• _GIVEN RECORDS_:

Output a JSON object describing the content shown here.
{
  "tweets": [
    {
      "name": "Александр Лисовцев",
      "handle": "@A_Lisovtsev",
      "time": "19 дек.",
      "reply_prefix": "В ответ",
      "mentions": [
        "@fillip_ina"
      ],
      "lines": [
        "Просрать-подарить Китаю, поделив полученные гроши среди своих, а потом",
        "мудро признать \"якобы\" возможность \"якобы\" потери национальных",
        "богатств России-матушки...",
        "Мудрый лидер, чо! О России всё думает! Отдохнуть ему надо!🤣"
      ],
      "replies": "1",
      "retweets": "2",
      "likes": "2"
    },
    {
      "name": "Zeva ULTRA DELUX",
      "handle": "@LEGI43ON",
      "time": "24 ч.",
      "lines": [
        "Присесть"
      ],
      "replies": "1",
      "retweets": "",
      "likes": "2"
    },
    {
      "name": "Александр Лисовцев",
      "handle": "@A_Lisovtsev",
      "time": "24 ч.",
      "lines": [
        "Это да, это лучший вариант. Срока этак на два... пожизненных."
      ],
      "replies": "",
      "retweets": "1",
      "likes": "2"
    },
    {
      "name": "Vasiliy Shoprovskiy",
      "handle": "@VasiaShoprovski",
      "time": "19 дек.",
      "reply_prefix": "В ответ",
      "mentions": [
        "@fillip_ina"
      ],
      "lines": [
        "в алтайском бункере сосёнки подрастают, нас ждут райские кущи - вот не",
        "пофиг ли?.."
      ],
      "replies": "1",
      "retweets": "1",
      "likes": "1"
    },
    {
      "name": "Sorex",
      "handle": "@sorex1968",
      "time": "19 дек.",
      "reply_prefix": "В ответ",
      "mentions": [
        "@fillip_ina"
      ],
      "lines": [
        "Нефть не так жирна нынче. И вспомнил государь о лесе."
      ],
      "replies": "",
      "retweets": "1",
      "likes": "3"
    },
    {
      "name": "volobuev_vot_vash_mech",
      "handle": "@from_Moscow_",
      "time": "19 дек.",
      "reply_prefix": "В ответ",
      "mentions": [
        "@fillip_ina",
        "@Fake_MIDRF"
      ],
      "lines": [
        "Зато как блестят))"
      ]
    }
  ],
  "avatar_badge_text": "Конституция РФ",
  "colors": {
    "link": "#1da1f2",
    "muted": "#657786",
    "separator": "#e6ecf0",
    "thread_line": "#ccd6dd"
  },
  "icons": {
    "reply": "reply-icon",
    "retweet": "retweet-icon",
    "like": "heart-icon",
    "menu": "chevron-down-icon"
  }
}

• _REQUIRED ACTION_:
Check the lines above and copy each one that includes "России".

• _OUTPUT OF THE TASK_:
        "богатств России-матушки...",
        "Мудрый лидер, чо! О России всё думает! Отдохнуть ему надо!🤣"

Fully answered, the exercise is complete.